- Improving your decision-making on what to invest in. Sam asks himself whether he’d work for that person as a first step. For founders he looks at scrappiness, speed, and a core belief in themselvs. For markets, he looks at size but importantly growth rates, and whether companies are ahead of the market or riding a strong technology adoption curve.
- Close Rate is an important metric when capital is easier to come by. It’s a relationship game - you have to be helpful and decisive, and treat founders as peers.
- Stay helpful - Be specific and tactical, make intros, help them hire, find investors, etc. Help them solve real problems. Warn them of big mistakes they’re about to make (and you’re sure of it), and stay out of the idea factory. Not your job.
Some key paragraphs:
The spectral signatures of the best companies I’ve invested in are remarkably similar. They usually have most of the following characteristics: compelling founders, a mission that attracts talented people into the startup’s orbit, a product so good that people spontaneously tell their friends about it, a rapidly growing market, a network effect and low marginal costs, the ability to grow fast, and a product that is either fundamentally new or 10x better than existing options.
The most important way to help founders is to get them to be more ambitious—to think bigger and to have more self-belief. Help them set ambitious but achievable goals. Momentum is important and self-reinforcing—most people set goals that they expect to be just out of reach, which is usually demotivating. It’s better to continuously set goals that you can just barely hit.
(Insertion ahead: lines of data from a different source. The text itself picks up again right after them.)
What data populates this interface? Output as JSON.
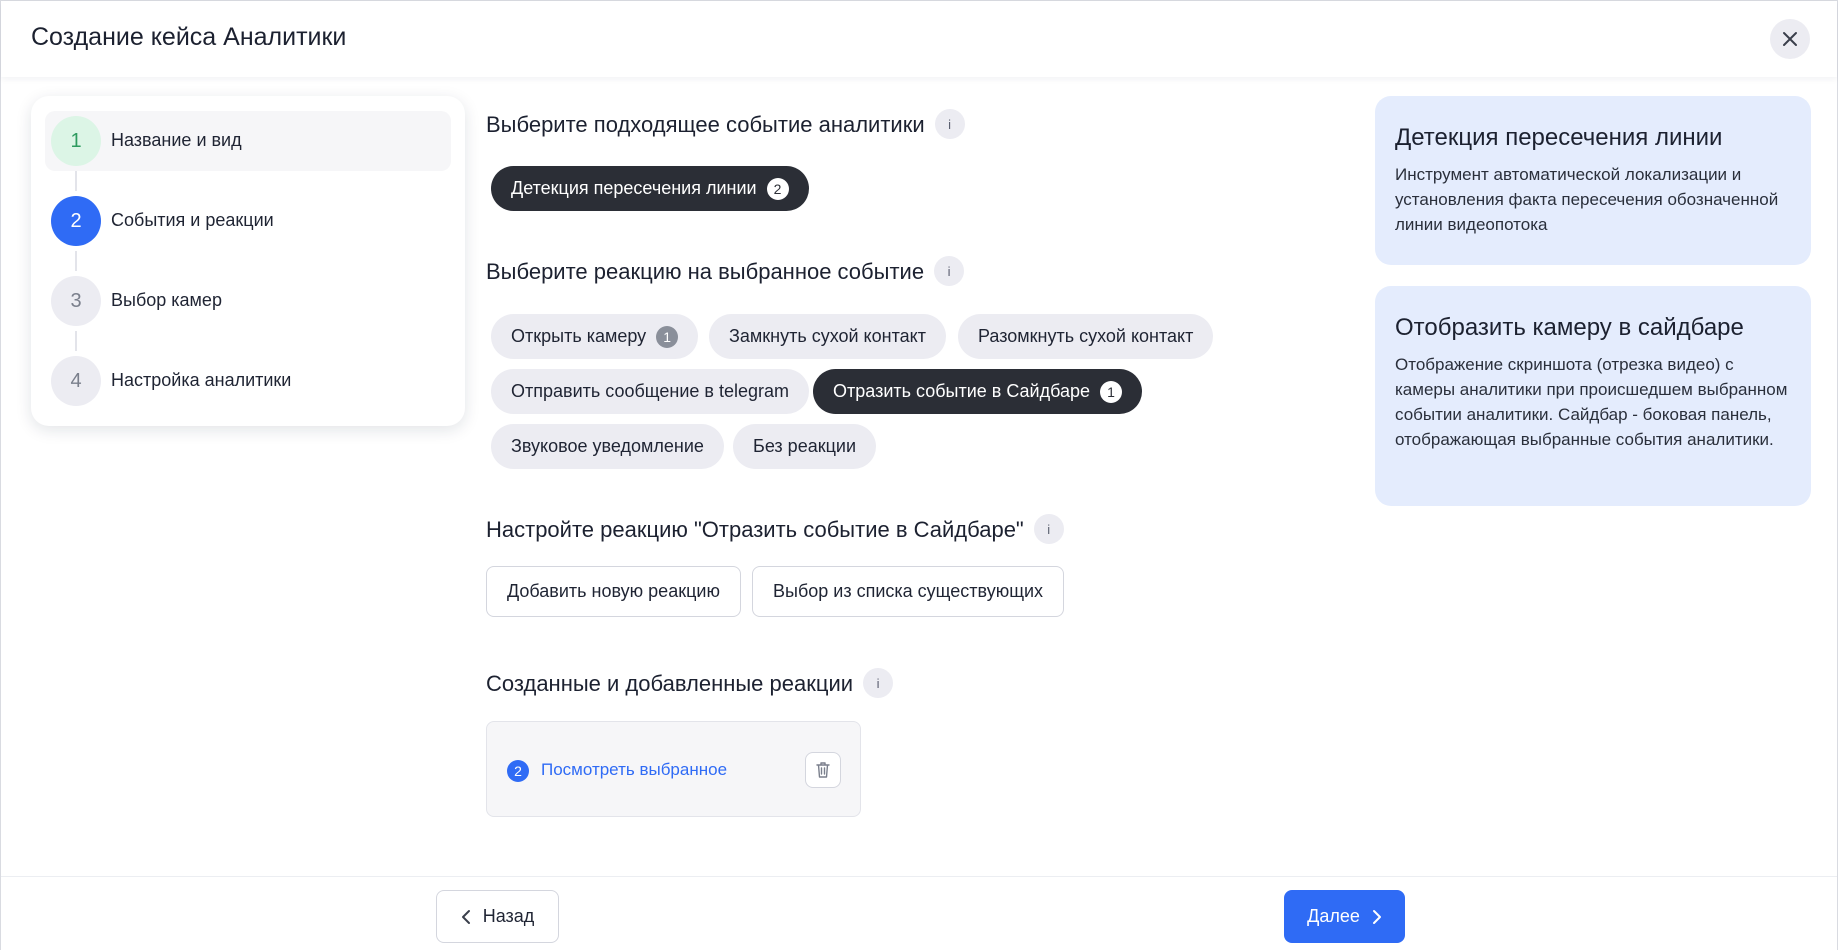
{
  "window": {
    "title": "Создание кейса Аналитики"
  },
  "stepper": {
    "steps": [
      {
        "number": "1",
        "label": "Название и вид",
        "state": "done"
      },
      {
        "number": "2",
        "label": "События и реакции",
        "state": "current"
      },
      {
        "number": "3",
        "label": "Выбор камер",
        "state": "pending"
      },
      {
        "number": "4",
        "label": "Настройка аналитики",
        "state": "pending"
      }
    ]
  },
  "events": {
    "title": "Выберите подходящее событие аналитики",
    "info": "i",
    "chips": [
      {
        "label": "Детекция пересечения линии",
        "badge": "2",
        "selected": true
      }
    ]
  },
  "reactions": {
    "title": "Выберите реакцию на выбранное событие",
    "info": "i",
    "chips": [
      {
        "label": "Открыть камеру",
        "badge": "1",
        "selected": false
      },
      {
        "label": "Замкнуть сухой контакт",
        "badge": "",
        "selected": false
      },
      {
        "label": "Разомкнуть сухой контакт",
        "badge": "",
        "selected": false
      },
      {
        "label": "Отправить сообщение в telegram",
        "badge": "",
        "selected": false
      },
      {
        "label": "Отразить событие в Сайдбаре",
        "badge": "1",
        "selected": true
      },
      {
        "label": "Звуковое уведомление",
        "badge": "",
        "selected": false
      },
      {
        "label": "Без реакции",
        "badge": "",
        "selected": false
      }
    ]
  },
  "configure": {
    "title": "Настройте реакцию \"Отразить событие в Сайдбаре\"",
    "info": "i",
    "add_label": "Добавить новую реакцию",
    "choose_label": "Выбор из списка существующих"
  },
  "created": {
    "title": "Созданные и добавленные реакции",
    "info": "i",
    "count": "2",
    "link_label": "Посмотреть выбранное"
  },
  "info_cards": [
    {
      "title": "Детекция пересечения линии",
      "text": "Инструмент автоматической локализации и установления факта пересечения обозначенной линии видеопотока"
    },
    {
      "title": "Отобразить камеру в сайдбаре",
      "text": "Отображение скриншота (отрезка видео) с камеры аналитики при происшедшем выбранном событии аналитики. Сайдбар - боковая панель, отображающая выбранные события аналитики."
    }
  ],
  "footer": {
    "back_label": "Назад",
    "next_label": "Далее"
  },
  "colors": {
    "accent": "#2f6bf5",
    "chip_dark": "#2b2e36",
    "chip_light": "#ececf2",
    "info_card_bg": "#e4ecfd",
    "step_done_bg": "#dcf5e6"
  },
  "icons": {
    "close": "close-icon",
    "info": "info-icon",
    "trash": "trash-icon",
    "chevron_left": "chevron-left-icon",
    "chevron_right": "chevron-right-icon"
  }
}
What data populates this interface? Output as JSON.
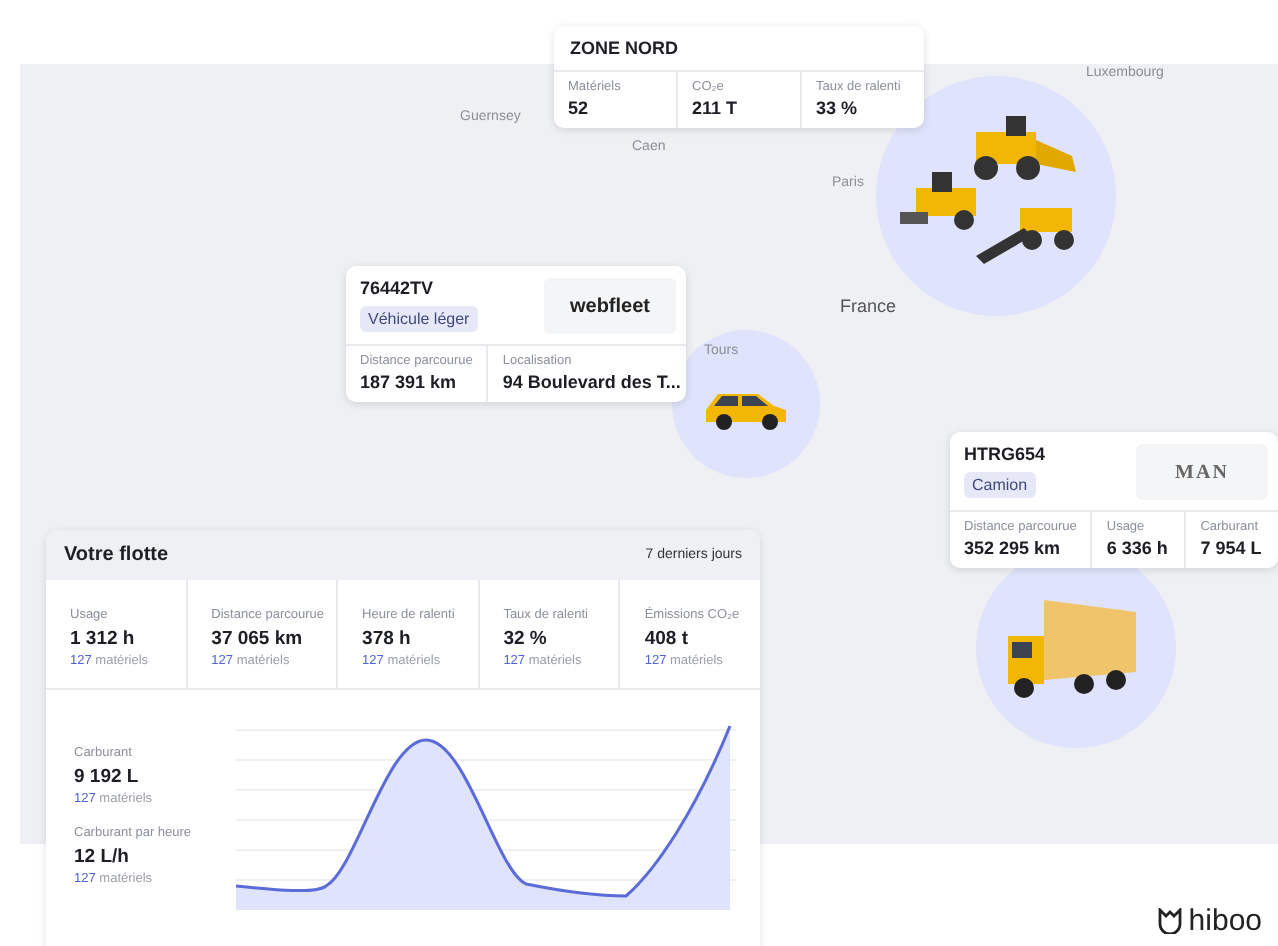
{
  "map": {
    "labels": [
      {
        "text": "Guernsey"
      },
      {
        "text": "Caen"
      },
      {
        "text": "Paris"
      },
      {
        "text": "Luxembourg"
      },
      {
        "text": "France"
      },
      {
        "text": "Tours"
      }
    ]
  },
  "zone": {
    "title": "ZONE NORD",
    "stats": [
      {
        "label": "Matériels",
        "value": "52"
      },
      {
        "label": "CO₂e",
        "value": "211 T"
      },
      {
        "label": "Taux de ralenti",
        "value": "33 %"
      }
    ]
  },
  "vehicles": [
    {
      "plate": "76442TV",
      "type": "Véhicule léger",
      "brand": "webfleet",
      "stats": [
        {
          "label": "Distance parcourue",
          "value": "187 391 km"
        },
        {
          "label": "Localisation",
          "value": "94 Boulevard des T..."
        }
      ]
    },
    {
      "plate": "HTRG654",
      "type": "Camion",
      "brand": "MAN",
      "stats": [
        {
          "label": "Distance parcourue",
          "value": "352 295 km"
        },
        {
          "label": "Usage",
          "value": "6 336 h"
        },
        {
          "label": "Carburant",
          "value": "7 954 L"
        }
      ]
    }
  ],
  "fleet": {
    "title": "Votre flotte",
    "period": "7 derniers jours",
    "kpis": [
      {
        "label": "Usage",
        "value": "1 312 h",
        "count": "127",
        "noun": "matériels"
      },
      {
        "label": "Distance parcourue",
        "value": "37 065 km",
        "count": "127",
        "noun": "matériels"
      },
      {
        "label": "Heure de ralenti",
        "value": "378 h",
        "count": "127",
        "noun": "matériels"
      },
      {
        "label": "Taux de ralenti",
        "value": "32 %",
        "count": "127",
        "noun": "matériels"
      },
      {
        "label": "Émissions CO₂e",
        "value": "408 t",
        "count": "127",
        "noun": "matériels"
      }
    ],
    "fuel": [
      {
        "label": "Carburant",
        "value": "9 192 L",
        "count": "127",
        "noun": "matériels"
      },
      {
        "label": "Carburant par heure",
        "value": "12 L/h",
        "count": "127",
        "noun": "matériels"
      }
    ]
  },
  "brand": "hiboo"
}
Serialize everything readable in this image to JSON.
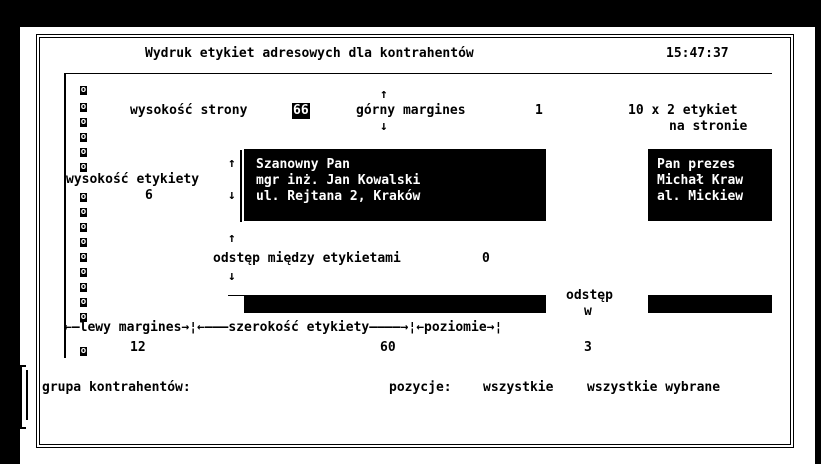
{
  "header": {
    "title": "Wydruk etykiet adresowych dla kontrahentów",
    "time": "15:47:37"
  },
  "page_height": {
    "label": "wysokość strony",
    "value": "66"
  },
  "top_margin": {
    "arrow_up": "↑",
    "label": "górny margines",
    "value": "1",
    "arrow_down": "↓"
  },
  "labels_per_page": {
    "line1": "10 x 2 etykiet",
    "line2": "na stronie"
  },
  "label_height": {
    "label": "wysokość etykiety",
    "value": "6",
    "arrow_up": "↑",
    "arrow_down": "↓"
  },
  "label1": {
    "line1": "Szanowny Pan",
    "line2": "mgr inż. Jan Kowalski",
    "line3": "ul. Rejtana 2, Kraków"
  },
  "label2": {
    "line1": "Pan prezes",
    "line2": "Michał Kraw",
    "line3": "al. Mickiew"
  },
  "vertical_spacing": {
    "arrow_up": "↑",
    "label": "odstęp między etykietami",
    "value": "0",
    "arrow_down": "↓"
  },
  "horizontal_spacing": {
    "line1": "odstęp",
    "line2": "w",
    "line3": "poziomie",
    "value": "3"
  },
  "ruler": {
    "left_margin_label": "←—lewy margines→¦←———szerokość etykiety————→¦←poziomie→¦",
    "left_margin_value": "12",
    "label_width_value": "60"
  },
  "pin_glyph": "o",
  "footer": {
    "group_label": "grupa kontrahentów:",
    "items_label": "pozycje:",
    "option_all": "wszystkie",
    "option_all_selected": "wszystkie wybrane"
  }
}
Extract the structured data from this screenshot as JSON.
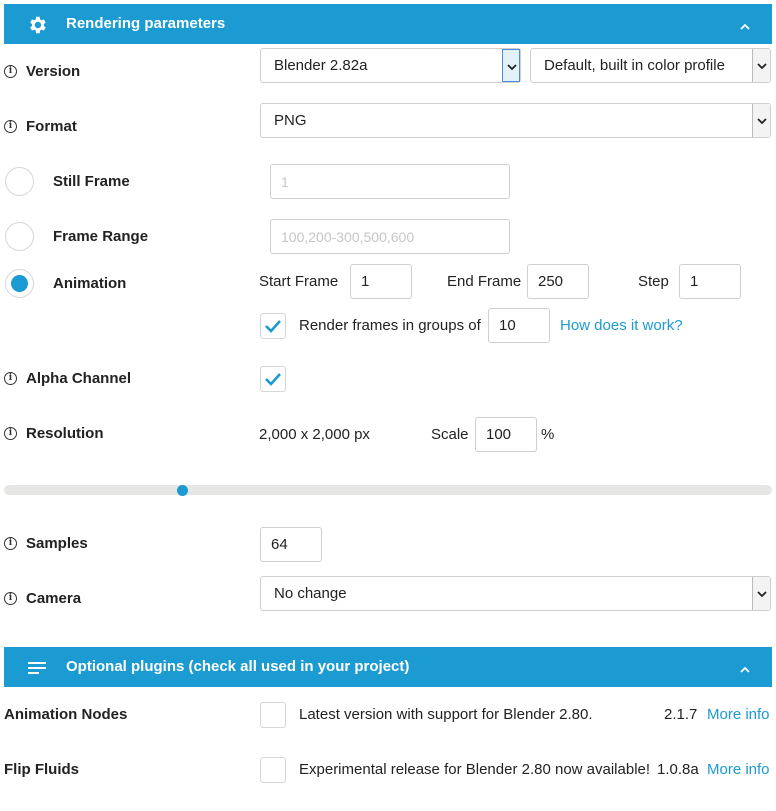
{
  "rendering": {
    "header_title": "Rendering parameters",
    "version": {
      "label": "Version",
      "selected": "Blender 2.82a",
      "profile": "Default, built in color profile"
    },
    "format": {
      "label": "Format",
      "selected": "PNG"
    },
    "still_frame": {
      "label": "Still Frame",
      "placeholder": "1",
      "selected": false
    },
    "frame_range": {
      "label": "Frame Range",
      "placeholder": "100,200-300,500,600",
      "selected": false
    },
    "animation": {
      "label": "Animation",
      "selected": true,
      "start_label": "Start Frame",
      "start_value": "1",
      "end_label": "End Frame",
      "end_value": "250",
      "step_label": "Step",
      "step_value": "1",
      "groups_checked": true,
      "groups_label": "Render frames in groups of",
      "groups_value": "10",
      "groups_link": "How does it work?"
    },
    "alpha": {
      "label": "Alpha Channel",
      "checked": true
    },
    "resolution": {
      "label": "Resolution",
      "value": "2,000 x 2,000 px",
      "scale_label": "Scale",
      "scale_value": "100",
      "scale_unit": "%",
      "slider_fraction": 0.23
    },
    "samples": {
      "label": "Samples",
      "value": "64"
    },
    "camera": {
      "label": "Camera",
      "selected": "No change"
    }
  },
  "plugins": {
    "header_title": "Optional plugins (check all used in your project)",
    "items": [
      {
        "name": "Animation Nodes",
        "checked": false,
        "description": "Latest version with support for Blender 2.80.",
        "version": "2.1.7",
        "link": "More info"
      },
      {
        "name": "Flip Fluids",
        "checked": false,
        "description": "Experimental release for Blender 2.80 now available!",
        "version": "1.0.8a",
        "link": "More info"
      }
    ]
  },
  "colors": {
    "accent": "#1b9bd1",
    "text": "#222222",
    "border": "#cfcfcf",
    "track": "#e6e6e4"
  },
  "icons": {
    "rendering_header": "gear-icon",
    "plugins_header": "menu-lines-icon",
    "collapse": "chevron-up-icon",
    "info": "info-icon",
    "check": "checkmark-icon"
  }
}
The central learning of my career so far has been that you can and should scale up things that are working. The power of scale, and the emergent behavior that sometimes comes from it, is tremendous. I think about the potential energy of future scale for every investment I make. Most people seem terrible at this, so it’s another bug you can exploit.